**Data entries:**
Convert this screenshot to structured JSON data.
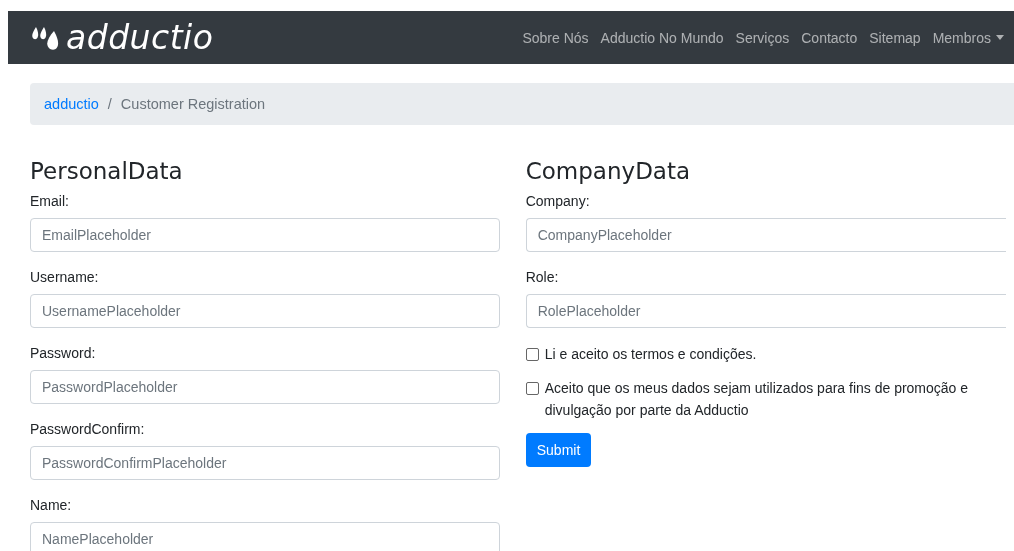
{
  "navbar": {
    "brand": "adductio",
    "links": [
      {
        "label": "Sobre Nós",
        "dropdown": false
      },
      {
        "label": "Adductio No Mundo",
        "dropdown": false
      },
      {
        "label": "Serviços",
        "dropdown": false
      },
      {
        "label": "Contacto",
        "dropdown": false
      },
      {
        "label": "Sitemap",
        "dropdown": false
      },
      {
        "label": "Membros",
        "dropdown": true
      }
    ]
  },
  "breadcrumb": {
    "link": "adductio",
    "separator": "/",
    "current": "Customer Registration"
  },
  "personal": {
    "title": "PersonalData",
    "fields": [
      {
        "label": "Email:",
        "placeholder": "EmailPlaceholder"
      },
      {
        "label": "Username:",
        "placeholder": "UsernamePlaceholder"
      },
      {
        "label": "Password:",
        "placeholder": "PasswordPlaceholder"
      },
      {
        "label": "PasswordConfirm:",
        "placeholder": "PasswordConfirmPlaceholder"
      },
      {
        "label": "Name:",
        "placeholder": "NamePlaceholder"
      }
    ]
  },
  "company": {
    "title": "CompanyData",
    "fields": [
      {
        "label": "Company:",
        "placeholder": "CompanyPlaceholder"
      },
      {
        "label": "Role:",
        "placeholder": "RolePlaceholder"
      }
    ],
    "checkboxes": [
      {
        "label": "Li e aceito os termos e condições.",
        "checked": false
      },
      {
        "label": "Aceito que os meus dados sejam utilizados para fins de promoção e divulgação por parte da Adductio",
        "checked": false
      }
    ],
    "submit": "Submit"
  }
}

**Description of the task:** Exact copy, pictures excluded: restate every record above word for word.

**Reply:**
Convert this screenshot to structured JSON data.
{
  "navbar": {
    "brand": "adductio",
    "links": [
      {
        "label": "Sobre Nós",
        "dropdown": false
      },
      {
        "label": "Adductio No Mundo",
        "dropdown": false
      },
      {
        "label": "Serviços",
        "dropdown": false
      },
      {
        "label": "Contacto",
        "dropdown": false
      },
      {
        "label": "Sitemap",
        "dropdown": false
      },
      {
        "label": "Membros",
        "dropdown": true
      }
    ]
  },
  "breadcrumb": {
    "link": "adductio",
    "separator": "/",
    "current": "Customer Registration"
  },
  "personal": {
    "title": "PersonalData",
    "fields": [
      {
        "label": "Email:",
        "placeholder": "EmailPlaceholder"
      },
      {
        "label": "Username:",
        "placeholder": "UsernamePlaceholder"
      },
      {
        "label": "Password:",
        "placeholder": "PasswordPlaceholder"
      },
      {
        "label": "PasswordConfirm:",
        "placeholder": "PasswordConfirmPlaceholder"
      },
      {
        "label": "Name:",
        "placeholder": "NamePlaceholder"
      }
    ]
  },
  "company": {
    "title": "CompanyData",
    "fields": [
      {
        "label": "Company:",
        "placeholder": "CompanyPlaceholder"
      },
      {
        "label": "Role:",
        "placeholder": "RolePlaceholder"
      }
    ],
    "checkboxes": [
      {
        "label": "Li e aceito os termos e condições.",
        "checked": false
      },
      {
        "label": "Aceito que os meus dados sejam utilizados para fins de promoção e divulgação por parte da Adductio",
        "checked": false
      }
    ],
    "submit": "Submit"
  }
}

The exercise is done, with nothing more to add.